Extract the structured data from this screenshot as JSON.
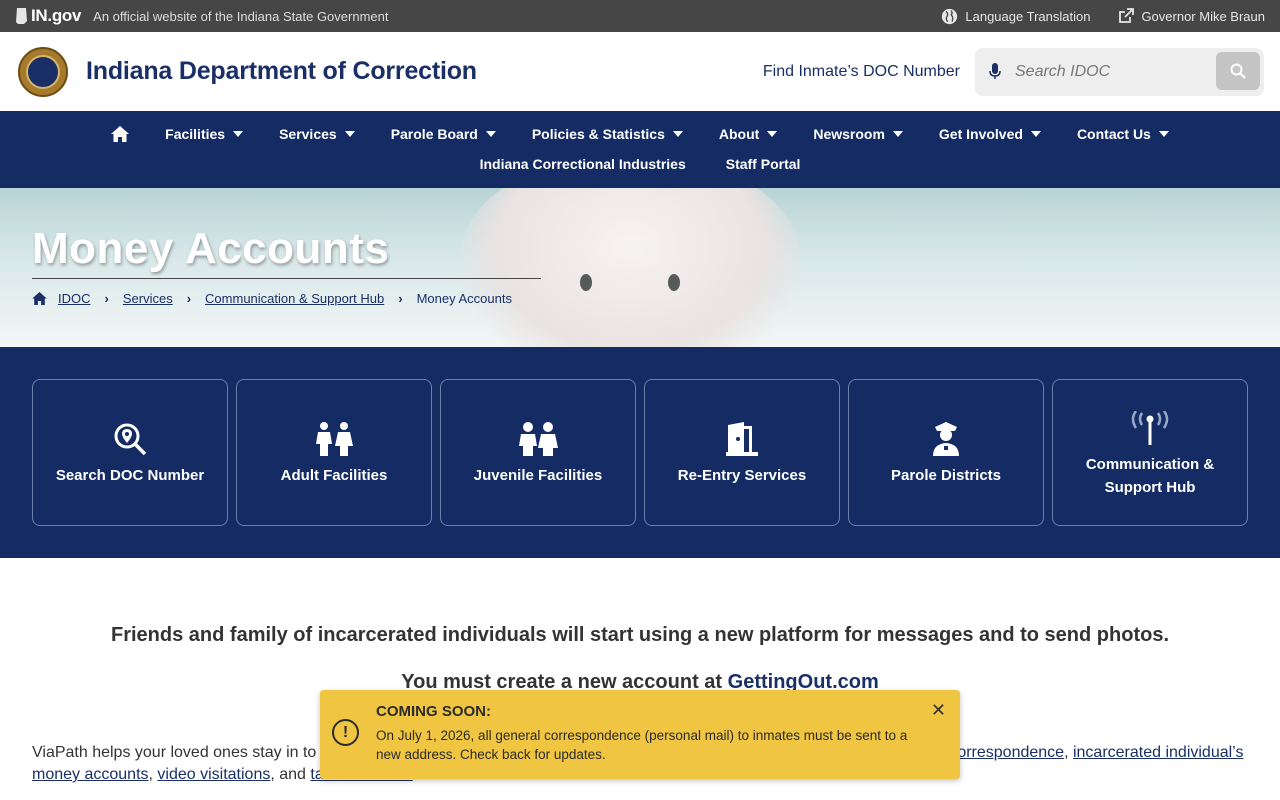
{
  "topbar": {
    "gov_logo": "IN.gov",
    "official_text": "An official website of the Indiana State Government",
    "language": "Language Translation",
    "governor": "Governor Mike Braun"
  },
  "header": {
    "title": "Indiana Department of Correction",
    "find_doc": "Find Inmate’s DOC Number",
    "search_placeholder": "Search IDOC"
  },
  "nav": {
    "row1": [
      "Facilities",
      "Services",
      "Parole Board",
      "Policies & Statistics",
      "About",
      "Newsroom",
      "Get Involved",
      "Contact Us"
    ],
    "row2": [
      "Indiana Correctional Industries",
      "Staff Portal"
    ]
  },
  "hero": {
    "title": "Money Accounts",
    "breadcrumb": [
      "IDOC",
      "Services",
      "Communication & Support Hub",
      "Money Accounts"
    ]
  },
  "cards": [
    {
      "label": "Search DOC Number",
      "icon": "search-location-icon"
    },
    {
      "label": "Adult Facilities",
      "icon": "adults-icon"
    },
    {
      "label": "Juvenile Facilities",
      "icon": "children-icon"
    },
    {
      "label": "Re-Entry Services",
      "icon": "door-open-icon"
    },
    {
      "label": "Parole Districts",
      "icon": "officer-icon"
    },
    {
      "label": "Communication & Support Hub",
      "icon": "broadcast-tower-icon"
    }
  ],
  "content": {
    "lead": "Friends and family of incarcerated individuals will start using a new platform for messages and to send photos.",
    "lead2_prefix": "You must create a new account at ",
    "lead2_link": "GettingOut.com",
    "para_start": "ViaPath helps your loved ones stay in to",
    "para_link1": "correspondence",
    "para_comma": ", ",
    "para_link2": "incarcerated individual’s money accounts",
    "para_link3": "video visitations",
    "para_and": ", and ",
    "para_link4": "tablet services",
    "para_end": "."
  },
  "toast": {
    "title": "COMING SOON:",
    "message": "On July 1, 2026, all general correspondence (personal mail) to inmates must be sent to a new address. Check back for updates."
  },
  "colors": {
    "navy": "#142b63",
    "toast": "#f0c541",
    "topbar": "#464646"
  }
}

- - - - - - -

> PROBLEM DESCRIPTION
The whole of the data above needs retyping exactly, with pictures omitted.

> RESPONSE TO THE TASK
Extract the structured data from this screenshot as JSON.
{
  "topbar": {
    "gov_logo": "IN.gov",
    "official_text": "An official website of the Indiana State Government",
    "language": "Language Translation",
    "governor": "Governor Mike Braun"
  },
  "header": {
    "title": "Indiana Department of Correction",
    "find_doc": "Find Inmate’s DOC Number",
    "search_placeholder": "Search IDOC"
  },
  "nav": {
    "row1": [
      "Facilities",
      "Services",
      "Parole Board",
      "Policies & Statistics",
      "About",
      "Newsroom",
      "Get Involved",
      "Contact Us"
    ],
    "row2": [
      "Indiana Correctional Industries",
      "Staff Portal"
    ]
  },
  "hero": {
    "title": "Money Accounts",
    "breadcrumb": [
      "IDOC",
      "Services",
      "Communication & Support Hub",
      "Money Accounts"
    ]
  },
  "cards": [
    {
      "label": "Search DOC Number",
      "icon": "search-location-icon"
    },
    {
      "label": "Adult Facilities",
      "icon": "adults-icon"
    },
    {
      "label": "Juvenile Facilities",
      "icon": "children-icon"
    },
    {
      "label": "Re-Entry Services",
      "icon": "door-open-icon"
    },
    {
      "label": "Parole Districts",
      "icon": "officer-icon"
    },
    {
      "label": "Communication & Support Hub",
      "icon": "broadcast-tower-icon"
    }
  ],
  "content": {
    "lead": "Friends and family of incarcerated individuals will start using a new platform for messages and to send photos.",
    "lead2_prefix": "You must create a new account at ",
    "lead2_link": "GettingOut.com",
    "para_start": "ViaPath helps your loved ones stay in to",
    "para_link1": "correspondence",
    "para_comma": ", ",
    "para_link2": "incarcerated individual’s money accounts",
    "para_link3": "video visitations",
    "para_and": ", and ",
    "para_link4": "tablet services",
    "para_end": "."
  },
  "toast": {
    "title": "COMING SOON:",
    "message": "On July 1, 2026, all general correspondence (personal mail) to inmates must be sent to a new address. Check back for updates."
  },
  "colors": {
    "navy": "#142b63",
    "toast": "#f0c541",
    "topbar": "#464646"
  }
}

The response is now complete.